8) Once packages has been loaded, we have to correctly initialize the system. FuelPackageLoader has a setting to send class side #initialize or not. For most cases it works. But in other cases (like the case of PharoKernel or any Smalltalk boostrap), the initialize has to be done in a careful order. Therefore, the initialize is done manually in a script called initCore.st. That scripts not only sends the #initialize to classes but also performs all the necessary actions to get back a headfull (not headless) working Pharo image. So the step now is to run:

/Users/mariano/Pharo/VM/Pharo.app/Contents/MacOS/Pharo /Users/mariano/PhD/Marea/Fuel/PharoKernelExperiments/blog/PharoKernel-1.4.image initCore.st


9) Finally!!!! If everything was fine, we should now have a working Pharo image built from a PharoKernel. You can just open PharoKernel-1.4.image and give it a try 🙂

## Conclusions

• It is possible to have a minimal image without compiler and boostrap from there a bigger image.
• The performance seems quite good so far (of course we still need to add lots of things)
• FuelMetalevel (the package to serialize and materialize classes) is working really well since it could serialize and materialize almost all classes and traits from Pharo.

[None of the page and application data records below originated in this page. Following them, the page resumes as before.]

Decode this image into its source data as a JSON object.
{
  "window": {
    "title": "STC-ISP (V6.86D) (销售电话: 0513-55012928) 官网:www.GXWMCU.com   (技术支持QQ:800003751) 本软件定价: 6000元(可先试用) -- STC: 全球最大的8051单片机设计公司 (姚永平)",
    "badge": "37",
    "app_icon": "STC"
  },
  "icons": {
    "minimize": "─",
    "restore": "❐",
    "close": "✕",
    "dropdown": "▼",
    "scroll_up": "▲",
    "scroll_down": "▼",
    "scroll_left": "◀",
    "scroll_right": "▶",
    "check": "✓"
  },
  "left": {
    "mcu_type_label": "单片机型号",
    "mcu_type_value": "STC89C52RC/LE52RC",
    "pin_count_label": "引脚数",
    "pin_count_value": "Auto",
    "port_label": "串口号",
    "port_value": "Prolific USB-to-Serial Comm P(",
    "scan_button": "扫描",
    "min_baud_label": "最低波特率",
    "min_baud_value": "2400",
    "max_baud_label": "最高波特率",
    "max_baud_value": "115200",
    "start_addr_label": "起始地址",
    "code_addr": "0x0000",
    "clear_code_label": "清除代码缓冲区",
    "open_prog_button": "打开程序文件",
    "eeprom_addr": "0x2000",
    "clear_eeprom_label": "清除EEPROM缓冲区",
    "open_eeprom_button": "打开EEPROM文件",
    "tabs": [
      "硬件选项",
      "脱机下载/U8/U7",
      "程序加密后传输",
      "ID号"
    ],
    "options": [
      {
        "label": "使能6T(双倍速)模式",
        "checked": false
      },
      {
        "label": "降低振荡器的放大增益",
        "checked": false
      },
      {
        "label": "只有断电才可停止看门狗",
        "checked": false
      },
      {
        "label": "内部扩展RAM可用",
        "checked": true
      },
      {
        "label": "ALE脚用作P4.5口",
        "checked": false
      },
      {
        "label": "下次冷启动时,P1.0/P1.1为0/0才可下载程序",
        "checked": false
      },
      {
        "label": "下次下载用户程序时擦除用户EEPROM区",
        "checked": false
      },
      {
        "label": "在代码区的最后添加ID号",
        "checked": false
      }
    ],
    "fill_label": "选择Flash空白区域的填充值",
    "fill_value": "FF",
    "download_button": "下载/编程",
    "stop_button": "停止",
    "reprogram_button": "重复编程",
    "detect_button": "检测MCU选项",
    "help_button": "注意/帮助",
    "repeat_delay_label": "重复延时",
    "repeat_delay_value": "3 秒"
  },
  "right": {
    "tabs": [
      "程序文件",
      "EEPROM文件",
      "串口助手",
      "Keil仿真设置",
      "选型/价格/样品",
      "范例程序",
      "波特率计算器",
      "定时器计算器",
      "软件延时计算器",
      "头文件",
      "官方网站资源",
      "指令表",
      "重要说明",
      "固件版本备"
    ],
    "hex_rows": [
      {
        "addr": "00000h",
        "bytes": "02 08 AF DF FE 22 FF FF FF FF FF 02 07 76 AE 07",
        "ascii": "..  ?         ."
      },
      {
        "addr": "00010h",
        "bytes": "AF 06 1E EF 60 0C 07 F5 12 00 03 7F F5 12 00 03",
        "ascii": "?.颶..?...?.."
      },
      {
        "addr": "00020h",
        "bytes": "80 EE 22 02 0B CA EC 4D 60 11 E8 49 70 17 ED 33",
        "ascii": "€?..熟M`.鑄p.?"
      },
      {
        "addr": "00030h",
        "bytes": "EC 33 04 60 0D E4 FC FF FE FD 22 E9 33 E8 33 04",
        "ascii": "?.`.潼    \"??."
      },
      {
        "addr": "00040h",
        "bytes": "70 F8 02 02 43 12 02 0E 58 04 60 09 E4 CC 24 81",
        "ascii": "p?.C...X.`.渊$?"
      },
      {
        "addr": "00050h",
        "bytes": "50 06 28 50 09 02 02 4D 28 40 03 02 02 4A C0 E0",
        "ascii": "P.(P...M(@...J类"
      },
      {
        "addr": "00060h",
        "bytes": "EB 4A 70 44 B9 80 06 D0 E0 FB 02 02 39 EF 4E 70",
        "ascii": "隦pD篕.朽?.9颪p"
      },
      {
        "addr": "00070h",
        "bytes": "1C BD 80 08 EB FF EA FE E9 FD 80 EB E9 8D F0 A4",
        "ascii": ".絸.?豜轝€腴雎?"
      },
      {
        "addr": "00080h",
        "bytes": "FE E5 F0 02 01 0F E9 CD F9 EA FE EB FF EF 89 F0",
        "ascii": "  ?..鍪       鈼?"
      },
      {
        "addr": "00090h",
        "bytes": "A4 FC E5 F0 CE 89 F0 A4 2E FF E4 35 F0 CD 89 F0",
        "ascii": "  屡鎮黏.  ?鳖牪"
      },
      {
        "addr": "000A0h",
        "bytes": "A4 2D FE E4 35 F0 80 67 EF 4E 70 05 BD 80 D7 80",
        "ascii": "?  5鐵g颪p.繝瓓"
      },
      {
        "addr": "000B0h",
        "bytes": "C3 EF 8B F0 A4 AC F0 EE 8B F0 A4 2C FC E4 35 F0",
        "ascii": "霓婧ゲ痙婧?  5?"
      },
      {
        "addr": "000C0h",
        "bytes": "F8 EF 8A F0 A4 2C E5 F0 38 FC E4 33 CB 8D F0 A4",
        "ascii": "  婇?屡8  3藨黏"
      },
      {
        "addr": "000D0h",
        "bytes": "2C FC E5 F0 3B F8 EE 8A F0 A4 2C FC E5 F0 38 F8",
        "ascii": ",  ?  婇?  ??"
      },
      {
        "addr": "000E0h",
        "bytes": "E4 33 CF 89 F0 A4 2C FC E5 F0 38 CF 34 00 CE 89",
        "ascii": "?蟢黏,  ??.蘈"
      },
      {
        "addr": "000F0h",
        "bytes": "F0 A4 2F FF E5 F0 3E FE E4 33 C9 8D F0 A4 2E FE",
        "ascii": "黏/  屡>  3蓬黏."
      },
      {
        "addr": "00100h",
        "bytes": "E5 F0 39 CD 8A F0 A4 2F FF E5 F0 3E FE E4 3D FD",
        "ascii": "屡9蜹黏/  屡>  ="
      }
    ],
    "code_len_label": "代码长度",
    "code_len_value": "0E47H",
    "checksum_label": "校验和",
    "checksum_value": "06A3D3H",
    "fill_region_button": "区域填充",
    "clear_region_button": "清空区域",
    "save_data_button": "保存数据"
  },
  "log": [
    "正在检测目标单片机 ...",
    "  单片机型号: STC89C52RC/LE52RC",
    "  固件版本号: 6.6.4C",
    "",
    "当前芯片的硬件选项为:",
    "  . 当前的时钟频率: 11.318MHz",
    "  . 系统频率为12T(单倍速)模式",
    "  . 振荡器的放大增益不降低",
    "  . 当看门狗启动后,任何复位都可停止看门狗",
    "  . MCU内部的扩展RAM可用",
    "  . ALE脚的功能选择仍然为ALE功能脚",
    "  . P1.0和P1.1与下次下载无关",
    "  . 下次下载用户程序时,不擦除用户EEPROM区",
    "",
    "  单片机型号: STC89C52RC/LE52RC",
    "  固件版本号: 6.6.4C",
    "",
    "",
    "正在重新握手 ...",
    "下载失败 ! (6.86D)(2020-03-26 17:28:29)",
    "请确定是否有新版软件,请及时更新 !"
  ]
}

## Known limitations

For this experiment of exporting and importing packages we are using FuePackageLoader. This is a prototype and we still have lots of missing features. In fact, that’s why Martin is now as a student in the GSoC project 😉  The current limitations are:

• We are not exporting source code, timestamp, class comments, etc.
• We are not doing all needed validations nor recompiling in those cases that may be necessary.
• We are not updating instances if the classes already existed in the image.
• and more…. (read here for more details).

So, that’s all.  I hope you had fun. See you